NESCAFÉ’s Coffee Taproom in Toronto served as a speakeasy-style experience with a snarky twist that took aim at the long lines, complicated menus and pretentious baristas associated with modern cafés. To enter the pop-up, consumers had to “scan” one of the brand’s Sweet & Creamy sachets on an iPad, then received a secret code to unlock the doors of the café. Inside, 12 hot water taps allowed visitors to brew their java using their own Sweet & Creamy sachet. There were also 50 custom coffee cup styles featuring misspelled versions of common names to choose from (a jab at Starbucks, whose baristas are known for butchering customers’ names). A café where customers bring their own coffee? Well played, NESCAFÉ.

Optimum Nutrition

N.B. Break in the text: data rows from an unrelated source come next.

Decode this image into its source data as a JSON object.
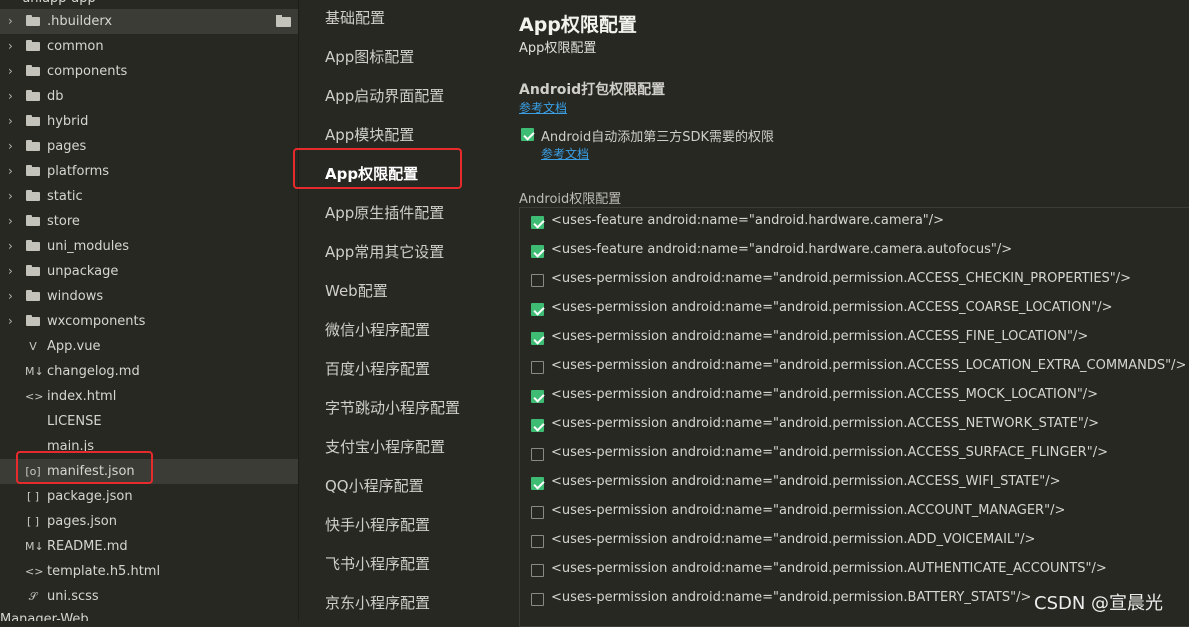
{
  "explorer": {
    "top_partial_label": "uniapp-app",
    "items": [
      {
        "label": ".hbuilderx",
        "type": "folder"
      },
      {
        "label": "common",
        "type": "folder"
      },
      {
        "label": "components",
        "type": "folder"
      },
      {
        "label": "db",
        "type": "folder"
      },
      {
        "label": "hybrid",
        "type": "folder"
      },
      {
        "label": "pages",
        "type": "folder"
      },
      {
        "label": "platforms",
        "type": "folder"
      },
      {
        "label": "static",
        "type": "folder"
      },
      {
        "label": "store",
        "type": "folder"
      },
      {
        "label": "uni_modules",
        "type": "folder"
      },
      {
        "label": "unpackage",
        "type": "folder"
      },
      {
        "label": "windows",
        "type": "folder"
      },
      {
        "label": "wxcomponents",
        "type": "folder"
      },
      {
        "label": "App.vue",
        "type": "vue",
        "icon": "V"
      },
      {
        "label": "changelog.md",
        "type": "md",
        "icon": "M↓"
      },
      {
        "label": "index.html",
        "type": "html",
        "icon": "<>"
      },
      {
        "label": "LICENSE",
        "type": "file",
        "icon": ""
      },
      {
        "label": "main.js",
        "type": "js",
        "icon": ""
      },
      {
        "label": "manifest.json",
        "type": "json",
        "icon": "[o]"
      },
      {
        "label": "package.json",
        "type": "json",
        "icon": "[ ]"
      },
      {
        "label": "pages.json",
        "type": "json",
        "icon": "[ ]"
      },
      {
        "label": "README.md",
        "type": "md",
        "icon": "M↓"
      },
      {
        "label": "template.h5.html",
        "type": "html",
        "icon": "<>"
      },
      {
        "label": "uni.scss",
        "type": "scss",
        "icon": "𝒮"
      }
    ],
    "bottom_partial_label": "Manager-Web"
  },
  "settings_nav": {
    "items": [
      "基础配置",
      "App图标配置",
      "App启动界面配置",
      "App模块配置",
      "App权限配置",
      "App原生插件配置",
      "App常用其它设置",
      "Web配置",
      "微信小程序配置",
      "百度小程序配置",
      "字节跳动小程序配置",
      "支付宝小程序配置",
      "QQ小程序配置",
      "快手小程序配置",
      "飞书小程序配置",
      "京东小程序配置"
    ],
    "active_index": 4
  },
  "main": {
    "title": "App权限配置",
    "subtitle": "App权限配置",
    "section_title": "Android打包权限配置",
    "doc_link": "参考文档",
    "auto_add_label": "Android自动添加第三方SDK需要的权限",
    "auto_add_checked": true,
    "auto_add_doc_link": "参考文档",
    "perm_section_label": "Android权限配置",
    "permissions": [
      {
        "text": "<uses-feature android:name=\"android.hardware.camera\"/>",
        "checked": true
      },
      {
        "text": "<uses-feature android:name=\"android.hardware.camera.autofocus\"/>",
        "checked": true
      },
      {
        "text": "<uses-permission android:name=\"android.permission.ACCESS_CHECKIN_PROPERTIES\"/>",
        "checked": false
      },
      {
        "text": "<uses-permission android:name=\"android.permission.ACCESS_COARSE_LOCATION\"/>",
        "checked": true
      },
      {
        "text": "<uses-permission android:name=\"android.permission.ACCESS_FINE_LOCATION\"/>",
        "checked": true
      },
      {
        "text": "<uses-permission android:name=\"android.permission.ACCESS_LOCATION_EXTRA_COMMANDS\"/>",
        "checked": false
      },
      {
        "text": "<uses-permission android:name=\"android.permission.ACCESS_MOCK_LOCATION\"/>",
        "checked": true
      },
      {
        "text": "<uses-permission android:name=\"android.permission.ACCESS_NETWORK_STATE\"/>",
        "checked": true
      },
      {
        "text": "<uses-permission android:name=\"android.permission.ACCESS_SURFACE_FLINGER\"/>",
        "checked": false
      },
      {
        "text": "<uses-permission android:name=\"android.permission.ACCESS_WIFI_STATE\"/>",
        "checked": true
      },
      {
        "text": "<uses-permission android:name=\"android.permission.ACCOUNT_MANAGER\"/>",
        "checked": false
      },
      {
        "text": "<uses-permission android:name=\"android.permission.ADD_VOICEMAIL\"/>",
        "checked": false
      },
      {
        "text": "<uses-permission android:name=\"android.permission.AUTHENTICATE_ACCOUNTS\"/>",
        "checked": false
      },
      {
        "text": "<uses-permission android:name=\"android.permission.BATTERY_STATS\"/>",
        "checked": false
      }
    ]
  },
  "watermark": "CSDN @宣晨光",
  "colors": {
    "background": "#272822",
    "highlight_box": "#e52b2b",
    "checkbox_checked": "#3fbc74",
    "link": "#3a9fe5"
  }
}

Optimum Nutrition pop-up shop tour makes a stop at the New York City Marathon. ON brand ambassadors dish out education, fun and encouragement as fans engage with the “Find Your Zone” platform. The physical anchor of the pop-up shop event is the 27 ft. custom trailer—aka the Gold Standard Zone.

Attendees first stop is the “Define Your Golden Goals” opt in, a quick questionnaire to level set their Golden Goals IQ. Each successive station is an educational touchpoint that establishes the proper fitness journey to a healthy routine.

The FUEL station is a stylized micro kitchen where brand ambassadors help attendees determine their target caloric intake. The FITNESS station focuses on form, function and targeting. Attendees perform exercises in front of a “smart mirror” that uses artificial intelligence to evaluate form and provides movement recommendations as well as performance advice. The SCIENCE station features samples of ON's best selling products and recommendations on how supplements help achieve nutritional goals. The SOCIAL “Lift Yourself Lift Others” chin-up challenge station, invites attendees to earn money for charity by performing pull-ups.

Innovative pop-ups are, of course, a much cheaper option than renting out a permanent space, but their benefits stretch well beyond a more affordable pricetag. For CPG brands, they afford an opportunity to move products from static store shelves straight into consumers’ hands, while their transient nature allows brands of all stripes to pique the public’s interest and boost awareness. The space may not be permanent—but the memories certainly will be.

Check out other innovative pop-ups, brand activations and sponsorships designed and produced by Sparks.

Posted by Kristy Elisano | Request as a Speaker

Caffeine dependent Jersey girl. Inspired by creative risk takers and underdogs. Chief Marketing Officer, Doodle owner and lover of all things chocolate.